> **TASK**
For the records below, give the number of lines in which "word" appears, and add nothing else.

*** Opening of DATA UNDER STUDY ***

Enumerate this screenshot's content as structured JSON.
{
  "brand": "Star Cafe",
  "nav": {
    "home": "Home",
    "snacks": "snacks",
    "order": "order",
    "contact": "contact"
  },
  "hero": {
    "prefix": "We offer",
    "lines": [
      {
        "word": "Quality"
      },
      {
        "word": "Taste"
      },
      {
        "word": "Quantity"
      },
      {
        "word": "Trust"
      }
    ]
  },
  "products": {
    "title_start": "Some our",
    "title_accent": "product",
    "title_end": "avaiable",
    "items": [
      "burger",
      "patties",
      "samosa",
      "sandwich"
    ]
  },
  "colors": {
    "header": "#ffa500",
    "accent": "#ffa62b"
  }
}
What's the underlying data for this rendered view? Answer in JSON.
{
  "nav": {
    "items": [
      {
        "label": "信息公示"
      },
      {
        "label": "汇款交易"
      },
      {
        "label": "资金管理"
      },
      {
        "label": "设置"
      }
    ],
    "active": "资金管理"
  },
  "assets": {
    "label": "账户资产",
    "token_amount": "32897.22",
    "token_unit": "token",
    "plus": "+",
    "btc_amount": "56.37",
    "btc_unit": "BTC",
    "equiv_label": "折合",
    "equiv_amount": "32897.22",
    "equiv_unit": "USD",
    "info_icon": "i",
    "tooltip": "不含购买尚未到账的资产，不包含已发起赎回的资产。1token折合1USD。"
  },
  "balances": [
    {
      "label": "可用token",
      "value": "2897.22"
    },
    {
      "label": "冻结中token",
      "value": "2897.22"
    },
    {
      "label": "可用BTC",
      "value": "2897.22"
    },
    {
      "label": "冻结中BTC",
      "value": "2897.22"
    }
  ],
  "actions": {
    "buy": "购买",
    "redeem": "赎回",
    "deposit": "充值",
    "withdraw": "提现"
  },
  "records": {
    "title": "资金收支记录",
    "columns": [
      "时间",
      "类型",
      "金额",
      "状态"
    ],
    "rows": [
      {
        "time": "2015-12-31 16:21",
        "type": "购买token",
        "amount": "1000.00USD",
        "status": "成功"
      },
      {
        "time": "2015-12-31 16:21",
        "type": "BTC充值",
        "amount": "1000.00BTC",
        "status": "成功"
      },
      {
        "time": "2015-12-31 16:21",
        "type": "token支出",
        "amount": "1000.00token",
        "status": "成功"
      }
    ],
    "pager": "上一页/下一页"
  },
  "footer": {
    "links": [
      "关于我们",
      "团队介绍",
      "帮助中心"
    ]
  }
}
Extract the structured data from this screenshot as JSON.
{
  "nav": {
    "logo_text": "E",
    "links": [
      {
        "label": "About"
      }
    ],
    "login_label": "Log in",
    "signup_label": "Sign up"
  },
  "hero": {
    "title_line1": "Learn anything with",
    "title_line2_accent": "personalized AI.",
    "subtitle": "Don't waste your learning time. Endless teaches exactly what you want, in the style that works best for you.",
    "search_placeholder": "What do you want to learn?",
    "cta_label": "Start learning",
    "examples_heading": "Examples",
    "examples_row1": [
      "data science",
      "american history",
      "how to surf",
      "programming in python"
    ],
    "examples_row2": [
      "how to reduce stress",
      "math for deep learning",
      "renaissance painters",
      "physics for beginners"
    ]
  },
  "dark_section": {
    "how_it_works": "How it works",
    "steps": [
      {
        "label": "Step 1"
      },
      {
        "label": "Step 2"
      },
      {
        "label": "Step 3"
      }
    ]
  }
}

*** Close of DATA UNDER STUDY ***

> **RESPONSE AREA**
4